Census takers must get a head start in Noorvik and other villages in remote Alaska before residents leave for hunting and fishing grounds. Residents of Anchorage, Fairbanks and other larger Alaska cities will receive 2010 Census questionnaires by mail in mid-March like the rest of the country.
“Today, we began the largest domestic undertaking in our nation's history,” said Groves as temperatures hovered around 5 below zero. “Getting an accurate count here will set the standard for the rest of the country.”
Upon arriving in Noorvik, Groves traveled by dogsled to meet with residents and leaders. He then walked to the home where the first enumeration took place.
In 2000, this Inupiat Eskimo village had a population of 634. The latest Census Bureau estimates put the population at about 660.

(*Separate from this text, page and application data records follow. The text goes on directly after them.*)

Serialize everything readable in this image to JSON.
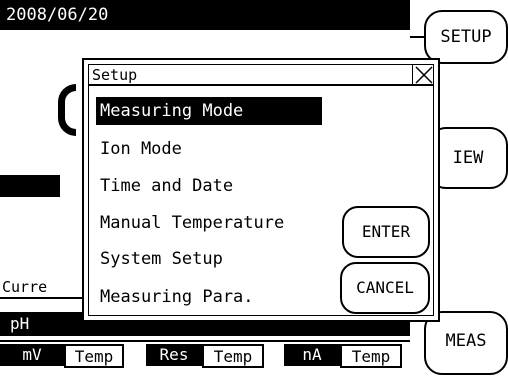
{
  "status_bar": {
    "date": "2008/06/20"
  },
  "side_buttons": {
    "setup": "SETUP",
    "view": "IEW",
    "meas": "MEAS"
  },
  "background": {
    "current_label": "Curre",
    "ph_label": "pH",
    "row_cells": [
      "mV",
      "Temp",
      "Res",
      "Temp",
      "nA",
      "Temp"
    ]
  },
  "dialog": {
    "title": "Setup",
    "menu_items": [
      "Measuring Mode",
      "Ion Mode",
      "Time and Date",
      "Manual Temperature",
      "System Setup",
      "Measuring Para."
    ],
    "selected_index": 0,
    "enter_label": "ENTER",
    "cancel_label": "CANCEL"
  }
}
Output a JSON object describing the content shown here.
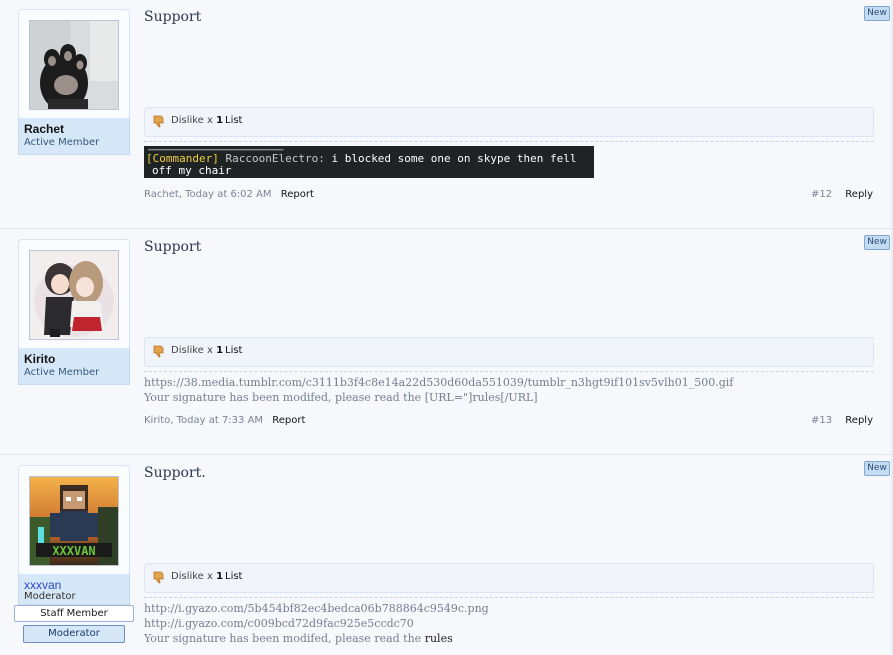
{
  "posts": [
    {
      "username": "Rachet",
      "user_title": "Active Member",
      "title": "Support",
      "dislike_label": "Dislike x",
      "dislike_count": "1",
      "list_label": "List",
      "author_date": "Rachet, Today at 6:02 AM",
      "report_label": "Report",
      "post_number": "#12",
      "reply_label": "Reply",
      "new_label": "New",
      "chat": {
        "tag": "[Commander]",
        "name": "RaccoonElectro:",
        "message": "i blocked some one on skype then fell",
        "message2": "off my chair"
      }
    },
    {
      "username": "Kirito",
      "user_title": "Active Member",
      "title": "Support",
      "dislike_label": "Dislike x",
      "dislike_count": "1",
      "list_label": "List",
      "signature_line1": "https://38.media.tumblr.com/c3111b3f4c8e14a22d530d60da551039/tumblr_n3hgt9if101sv5vlh01_500.gif",
      "signature_line2": "Your signature has been modifed, please read the [URL=\"]rules[/URL]",
      "author_date": "Kirito, Today at 7:33 AM",
      "report_label": "Report",
      "post_number": "#13",
      "reply_label": "Reply",
      "new_label": "New"
    },
    {
      "username": "xxxvan",
      "user_title": "Moderator",
      "staff_badge": "Staff Member",
      "mod_badge": "Moderator",
      "title": "Support.",
      "dislike_label": "Dislike x",
      "dislike_count": "1",
      "list_label": "List",
      "signature_line1": "http://i.gyazo.com/5b454bf82ec4bedca06b788864c9549c.png",
      "signature_line2": "http://i.gyazo.com/c009bcd72d9fac925e5ccdc70",
      "signature_line3_prefix": "Your signature has been modifed, please read the",
      "signature_line3_link": "rules",
      "new_label": "New"
    }
  ],
  "colors": {
    "background": "#f6f8fc",
    "user_panel": "#d6e7f7",
    "moderator_name": "#2b49c7",
    "new_flag": "#c4dcf2"
  }
}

Alaska's vast, sparsely settled areas traditionally are the first to be counted. Local census takers must get a head start in the remote villages while the frozen ground allows access by bush plane, dogsled and snowmobile. Many residents leave following the spring thaw to fish and hunt or for other warm-weather jobs, making it difficult to get an accurate count.
Census data help influence the allocation of more than $400 billion in federal money for schools, health care and other community services. They also determine the number of seats in the U.S. House of Representatives and are used to redraw state and local political district lines.